Would you please report how many lines of the listing contain "here"? Reply with that number only.

■ MATERIAL FOR THIS TASK
########################################
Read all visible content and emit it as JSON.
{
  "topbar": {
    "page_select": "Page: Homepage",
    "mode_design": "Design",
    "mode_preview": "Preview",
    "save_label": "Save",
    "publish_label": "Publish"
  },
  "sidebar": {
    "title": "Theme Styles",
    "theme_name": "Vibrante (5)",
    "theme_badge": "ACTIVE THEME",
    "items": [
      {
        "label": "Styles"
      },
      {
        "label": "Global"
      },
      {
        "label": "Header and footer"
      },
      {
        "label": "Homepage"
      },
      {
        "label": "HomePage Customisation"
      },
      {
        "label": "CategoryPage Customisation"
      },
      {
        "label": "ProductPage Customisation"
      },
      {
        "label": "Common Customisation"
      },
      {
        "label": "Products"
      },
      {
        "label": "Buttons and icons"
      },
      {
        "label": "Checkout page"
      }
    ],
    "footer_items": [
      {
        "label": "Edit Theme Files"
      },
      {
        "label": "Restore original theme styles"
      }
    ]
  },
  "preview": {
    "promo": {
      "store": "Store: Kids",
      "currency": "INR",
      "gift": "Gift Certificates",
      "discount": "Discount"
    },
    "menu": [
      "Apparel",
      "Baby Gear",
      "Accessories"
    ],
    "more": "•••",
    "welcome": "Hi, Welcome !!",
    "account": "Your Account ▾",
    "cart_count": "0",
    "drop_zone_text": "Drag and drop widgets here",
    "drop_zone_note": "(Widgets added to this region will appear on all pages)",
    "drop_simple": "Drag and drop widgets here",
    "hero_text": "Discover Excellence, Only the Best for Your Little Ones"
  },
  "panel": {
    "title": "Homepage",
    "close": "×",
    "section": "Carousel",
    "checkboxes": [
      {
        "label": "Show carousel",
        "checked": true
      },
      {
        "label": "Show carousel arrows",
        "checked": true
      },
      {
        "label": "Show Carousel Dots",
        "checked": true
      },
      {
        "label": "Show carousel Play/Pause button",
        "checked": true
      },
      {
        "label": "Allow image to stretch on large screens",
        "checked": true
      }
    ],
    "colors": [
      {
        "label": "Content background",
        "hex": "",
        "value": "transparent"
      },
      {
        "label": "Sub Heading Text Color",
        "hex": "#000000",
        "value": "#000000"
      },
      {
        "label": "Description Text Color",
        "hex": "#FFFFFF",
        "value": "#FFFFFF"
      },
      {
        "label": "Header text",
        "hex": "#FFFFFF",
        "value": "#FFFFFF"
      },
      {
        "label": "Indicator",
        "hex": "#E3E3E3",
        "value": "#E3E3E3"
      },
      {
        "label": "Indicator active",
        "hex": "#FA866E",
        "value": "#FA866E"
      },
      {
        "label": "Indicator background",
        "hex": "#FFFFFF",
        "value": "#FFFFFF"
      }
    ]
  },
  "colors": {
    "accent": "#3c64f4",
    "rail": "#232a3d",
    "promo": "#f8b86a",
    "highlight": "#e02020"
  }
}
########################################
■ WRITTEN ANSWER
2